Work to be completed:
Please repeat exactly the lines from the one containing "Extract the structured" through the last line of the records, both included, and nothing else, leaving out any pictures.

(Entries provided Opens)

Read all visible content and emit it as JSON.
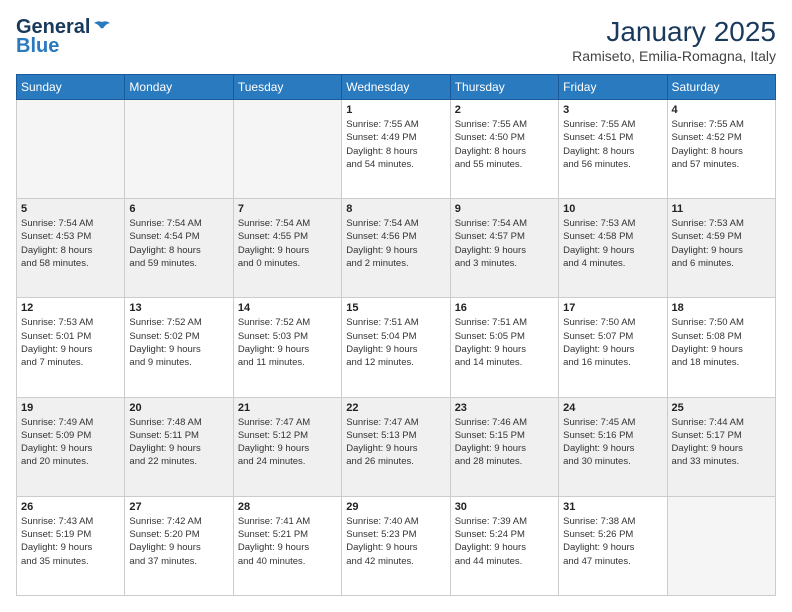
{
  "logo": {
    "general": "General",
    "blue": "Blue"
  },
  "title": "January 2025",
  "subtitle": "Ramiseto, Emilia-Romagna, Italy",
  "days_header": [
    "Sunday",
    "Monday",
    "Tuesday",
    "Wednesday",
    "Thursday",
    "Friday",
    "Saturday"
  ],
  "weeks": [
    [
      {
        "day": "",
        "info": ""
      },
      {
        "day": "",
        "info": ""
      },
      {
        "day": "",
        "info": ""
      },
      {
        "day": "1",
        "info": "Sunrise: 7:55 AM\nSunset: 4:49 PM\nDaylight: 8 hours\nand 54 minutes."
      },
      {
        "day": "2",
        "info": "Sunrise: 7:55 AM\nSunset: 4:50 PM\nDaylight: 8 hours\nand 55 minutes."
      },
      {
        "day": "3",
        "info": "Sunrise: 7:55 AM\nSunset: 4:51 PM\nDaylight: 8 hours\nand 56 minutes."
      },
      {
        "day": "4",
        "info": "Sunrise: 7:55 AM\nSunset: 4:52 PM\nDaylight: 8 hours\nand 57 minutes."
      }
    ],
    [
      {
        "day": "5",
        "info": "Sunrise: 7:54 AM\nSunset: 4:53 PM\nDaylight: 8 hours\nand 58 minutes."
      },
      {
        "day": "6",
        "info": "Sunrise: 7:54 AM\nSunset: 4:54 PM\nDaylight: 8 hours\nand 59 minutes."
      },
      {
        "day": "7",
        "info": "Sunrise: 7:54 AM\nSunset: 4:55 PM\nDaylight: 9 hours\nand 0 minutes."
      },
      {
        "day": "8",
        "info": "Sunrise: 7:54 AM\nSunset: 4:56 PM\nDaylight: 9 hours\nand 2 minutes."
      },
      {
        "day": "9",
        "info": "Sunrise: 7:54 AM\nSunset: 4:57 PM\nDaylight: 9 hours\nand 3 minutes."
      },
      {
        "day": "10",
        "info": "Sunrise: 7:53 AM\nSunset: 4:58 PM\nDaylight: 9 hours\nand 4 minutes."
      },
      {
        "day": "11",
        "info": "Sunrise: 7:53 AM\nSunset: 4:59 PM\nDaylight: 9 hours\nand 6 minutes."
      }
    ],
    [
      {
        "day": "12",
        "info": "Sunrise: 7:53 AM\nSunset: 5:01 PM\nDaylight: 9 hours\nand 7 minutes."
      },
      {
        "day": "13",
        "info": "Sunrise: 7:52 AM\nSunset: 5:02 PM\nDaylight: 9 hours\nand 9 minutes."
      },
      {
        "day": "14",
        "info": "Sunrise: 7:52 AM\nSunset: 5:03 PM\nDaylight: 9 hours\nand 11 minutes."
      },
      {
        "day": "15",
        "info": "Sunrise: 7:51 AM\nSunset: 5:04 PM\nDaylight: 9 hours\nand 12 minutes."
      },
      {
        "day": "16",
        "info": "Sunrise: 7:51 AM\nSunset: 5:05 PM\nDaylight: 9 hours\nand 14 minutes."
      },
      {
        "day": "17",
        "info": "Sunrise: 7:50 AM\nSunset: 5:07 PM\nDaylight: 9 hours\nand 16 minutes."
      },
      {
        "day": "18",
        "info": "Sunrise: 7:50 AM\nSunset: 5:08 PM\nDaylight: 9 hours\nand 18 minutes."
      }
    ],
    [
      {
        "day": "19",
        "info": "Sunrise: 7:49 AM\nSunset: 5:09 PM\nDaylight: 9 hours\nand 20 minutes."
      },
      {
        "day": "20",
        "info": "Sunrise: 7:48 AM\nSunset: 5:11 PM\nDaylight: 9 hours\nand 22 minutes."
      },
      {
        "day": "21",
        "info": "Sunrise: 7:47 AM\nSunset: 5:12 PM\nDaylight: 9 hours\nand 24 minutes."
      },
      {
        "day": "22",
        "info": "Sunrise: 7:47 AM\nSunset: 5:13 PM\nDaylight: 9 hours\nand 26 minutes."
      },
      {
        "day": "23",
        "info": "Sunrise: 7:46 AM\nSunset: 5:15 PM\nDaylight: 9 hours\nand 28 minutes."
      },
      {
        "day": "24",
        "info": "Sunrise: 7:45 AM\nSunset: 5:16 PM\nDaylight: 9 hours\nand 30 minutes."
      },
      {
        "day": "25",
        "info": "Sunrise: 7:44 AM\nSunset: 5:17 PM\nDaylight: 9 hours\nand 33 minutes."
      }
    ],
    [
      {
        "day": "26",
        "info": "Sunrise: 7:43 AM\nSunset: 5:19 PM\nDaylight: 9 hours\nand 35 minutes."
      },
      {
        "day": "27",
        "info": "Sunrise: 7:42 AM\nSunset: 5:20 PM\nDaylight: 9 hours\nand 37 minutes."
      },
      {
        "day": "28",
        "info": "Sunrise: 7:41 AM\nSunset: 5:21 PM\nDaylight: 9 hours\nand 40 minutes."
      },
      {
        "day": "29",
        "info": "Sunrise: 7:40 AM\nSunset: 5:23 PM\nDaylight: 9 hours\nand 42 minutes."
      },
      {
        "day": "30",
        "info": "Sunrise: 7:39 AM\nSunset: 5:24 PM\nDaylight: 9 hours\nand 44 minutes."
      },
      {
        "day": "31",
        "info": "Sunrise: 7:38 AM\nSunset: 5:26 PM\nDaylight: 9 hours\nand 47 minutes."
      },
      {
        "day": "",
        "info": ""
      }
    ]
  ]
}
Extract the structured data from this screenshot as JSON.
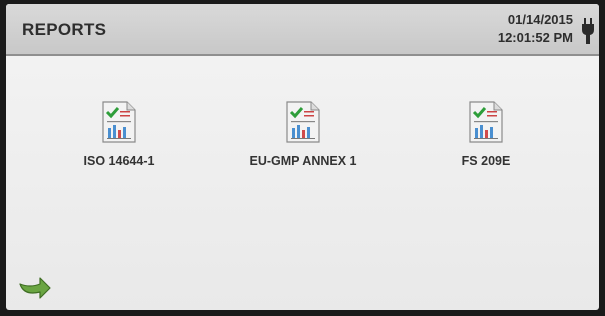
{
  "header": {
    "title": "REPORTS",
    "date": "01/14/2015",
    "time": "12:01:52 PM",
    "power_icon": "plug-icon"
  },
  "reports": [
    {
      "label": "ISO 14644-1",
      "icon": "report-document-icon"
    },
    {
      "label": "EU-GMP ANNEX 1",
      "icon": "report-document-icon"
    },
    {
      "label": "FS 209E",
      "icon": "report-document-icon"
    }
  ],
  "footer": {
    "back_icon": "back-arrow-icon"
  },
  "colors": {
    "header_bg": "#cfcfcf",
    "screen_bg": "#efefef",
    "check_green": "#2e9e3a",
    "arrow_green": "#5f9a3a"
  }
}
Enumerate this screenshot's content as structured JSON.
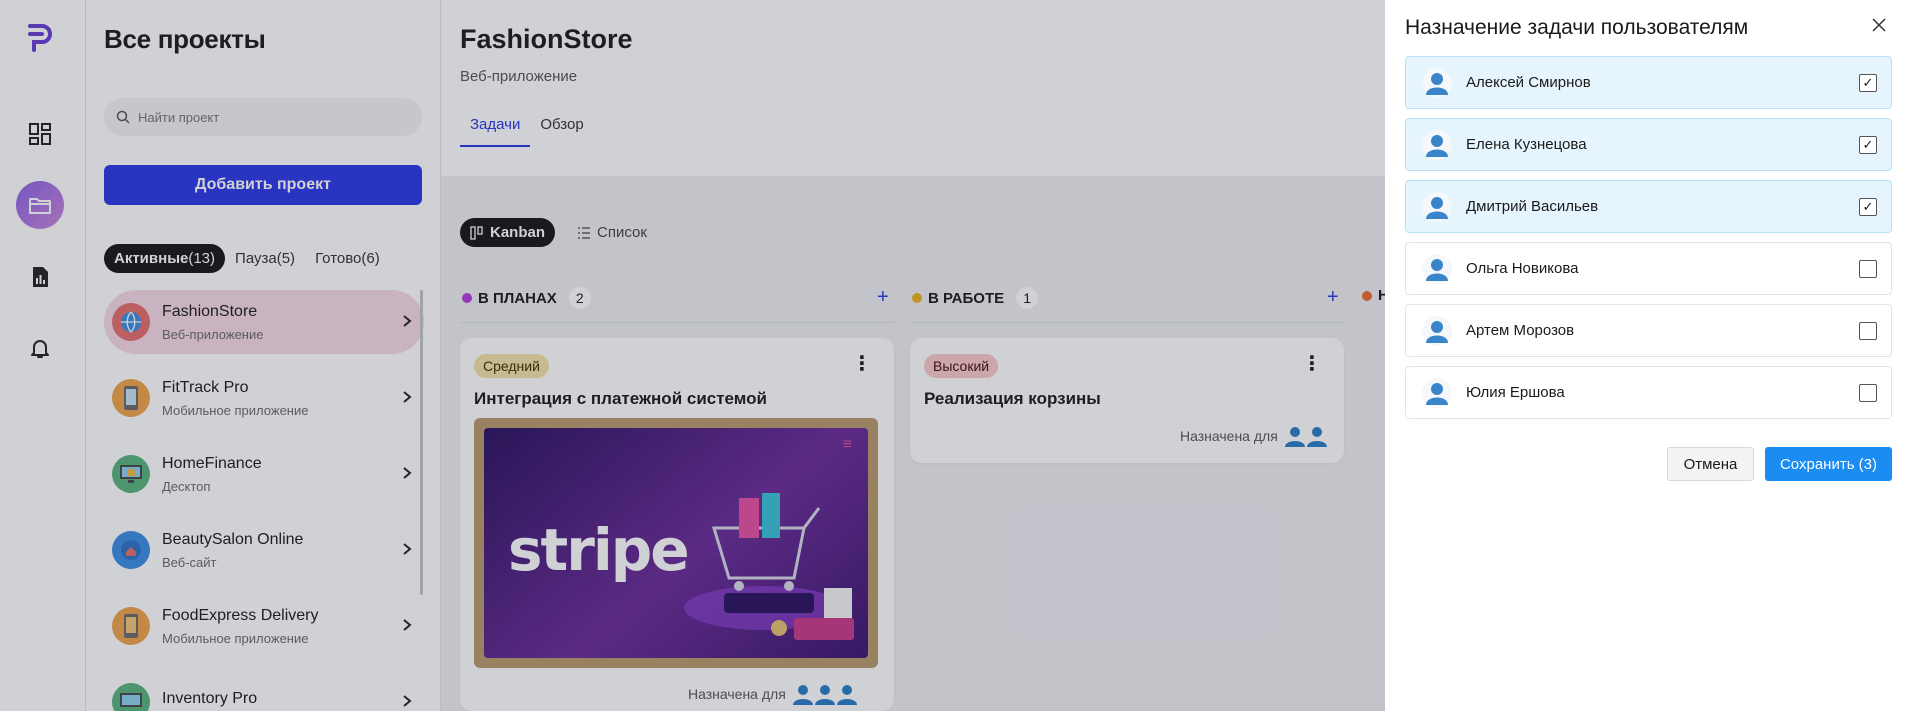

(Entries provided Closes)

Exercise answer:
Extract the structured data from this screenshot as JSON.
{
  "header": {
    "title": "REPORTS",
    "date": "01/14/2015",
    "time": "12:01:52 PM",
    "power_icon": "plug-icon"
  },
  "reports": [
    {
      "label": "ISO 14644-1",
      "icon": "report-document-icon"
    },
    {
      "label": "EU-GMP ANNEX 1",
      "icon": "report-document-icon"
    },
    {
      "label": "FS 209E",
      "icon": "report-document-icon"
    }
  ],
  "footer": {
    "back_icon": "back-arrow-icon"
  },
  "colors": {
    "header_bg": "#cfcfcf",
    "screen_bg": "#efefef",
    "check_green": "#2e9e3a",
    "arrow_green": "#5f9a3a"
  }
}
Enumerate this screenshot's content as structured JSON.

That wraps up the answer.